View details for PubMedID 32913073
An origin of the immunogenicity of in vitro transcribed RNA.
Nucleic acids research
2018; 46 (10): 5239–49
The emergence of RNA-based therapeutics demands robust and economical methods to produce RNA with few byproducts from aberrant activity. While in vitro transcription using the bacteriophage T7 RNA polymerase is one such popular method, its transcripts are known to display an immune-stimulatory activity that is often undesirable and uncontrollable. We here showed that the immune-stimulatory activity of T7 transcript is contributed by its aberrant activity to initiate transcription from a promoter-less DNA end. This activity results in the production of an antisense RNA that is fully complementary to the intended sense RNA product, and consequently a long double-stranded RNA (dsRNA) that can robustly stimulate a cytosolic pattern recognition receptor, MDA5. This promoter-independent transcriptional activity of the T7 RNA polymerase was observed for a wide range of DNA sequences and lengths, but can be suppressed by altering the transcription reaction with modified nucleotides or by reducing the Mg2+ concentration. The current work thus not only offers a previously unappreciated mechanism by which T7 transcripts stimulate the innate immune system, but also shows that the immune-stimulatory activity can be readily regulated.

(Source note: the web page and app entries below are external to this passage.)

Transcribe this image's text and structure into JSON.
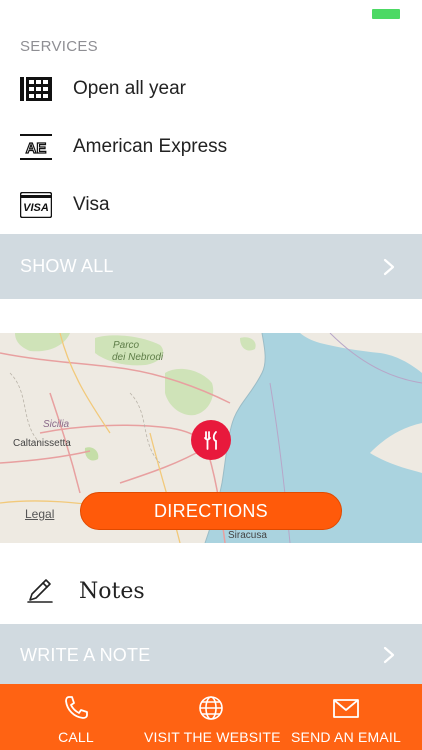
{
  "services": {
    "title": "SERVICES",
    "items": [
      {
        "icon": "calendar-grid-icon",
        "label": "Open all year"
      },
      {
        "icon": "american-express-card-icon",
        "label": "American Express"
      },
      {
        "icon": "visa-card-icon",
        "label": "Visa"
      }
    ],
    "show_all_label": "SHOW ALL"
  },
  "map": {
    "labels": {
      "parco": "Parco",
      "nebrodi": "dei Nebrodi",
      "sicilia": "Sicilia",
      "caltanissetta": "Caltanissetta",
      "siracusa": "Siracusa"
    },
    "legal_label": "Legal",
    "marker_icon": "fork-knife-icon",
    "directions_label": "DIRECTIONS"
  },
  "notes": {
    "icon": "pencil-icon",
    "label": "Notes",
    "write_label": "WRITE A NOTE"
  },
  "actions": [
    {
      "icon": "phone-icon",
      "label": "CALL"
    },
    {
      "icon": "globe-icon",
      "label": "VISIT THE WEBSITE"
    },
    {
      "icon": "mail-icon",
      "label": "SEND AN EMAIL"
    }
  ],
  "colors": {
    "accent": "#ff6313",
    "bar": "#d1dae0",
    "battery": "#4cd964",
    "marker": "#e8193c"
  }
}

View details for DOI 10.1093/nar/gky177
View details for PubMedID 29534222
View details for PubMedCentralID PMC6007322
Breaching Self-Tolerance to Alu Duplex RNA Underlies MDA5-Mediated Inflammation.
2018; 172 (4): 797–810.e13
Aberrant activation of innate immune receptors can cause a spectrum of immune disorders, such as Aicardi-Goutières syndrome (AGS). One such receptor is MDA5, a viral dsRNA sensor that induces antiviral immune response. Using a newly developed RNase-protection/RNA-seq approach, we demonstrate here that constitutive activation of MDA5 in AGS results from the loss of tolerance to cellular dsRNAs formed by Alu retroelements. While wild-type MDA5 cannot efficiently recognize Alu-dsRNAs because of its limited filament formation on imperfect duplexes, AGS variants of MDA5 display reduced sensitivity to duplex structural irregularities, assembling signaling-competent filaments on Alu-dsRNAs. Moreover, we identified an unexpected role of an RNA-rich cellular environment in suppressing aberrant MDA5 oligomerization, highlighting context dependence of self versus non-self discrimination. Overall, our work demonstrates that the increased efficiency of MDA5 in recognizing dsRNA comes at a cost of self-recognition and implicates a unique role of Alu-dsRNAs as virus-like elements that shape the primate immune system.
View details for DOI 10.1016/j.cell.2017.12.016
View details for PubMedID 29395326
View details for PubMedCentralID PMC5807104
A translational consideration of intercellular adhesion molecule-1 biology in the perioperative setting.
Translational perioperative and pain medicine
2016; 1 (2): 17-23
Intercellular adhesion molecule-1 (ICAM-1) is a critical adhesion molecule involved in leukocyte recruitment. Since its discovery in 1986, a large number of studies have been performed to elucidate its role in vitro and in vivo. Here, we review its role in leukocyte recruitment and consider future steps to take that will enhance our understanding of ICAM-1 biology and its translational application in the perioperative setting.
View details for PubMedID 27182533
View details for PubMedCentralID PMC4863998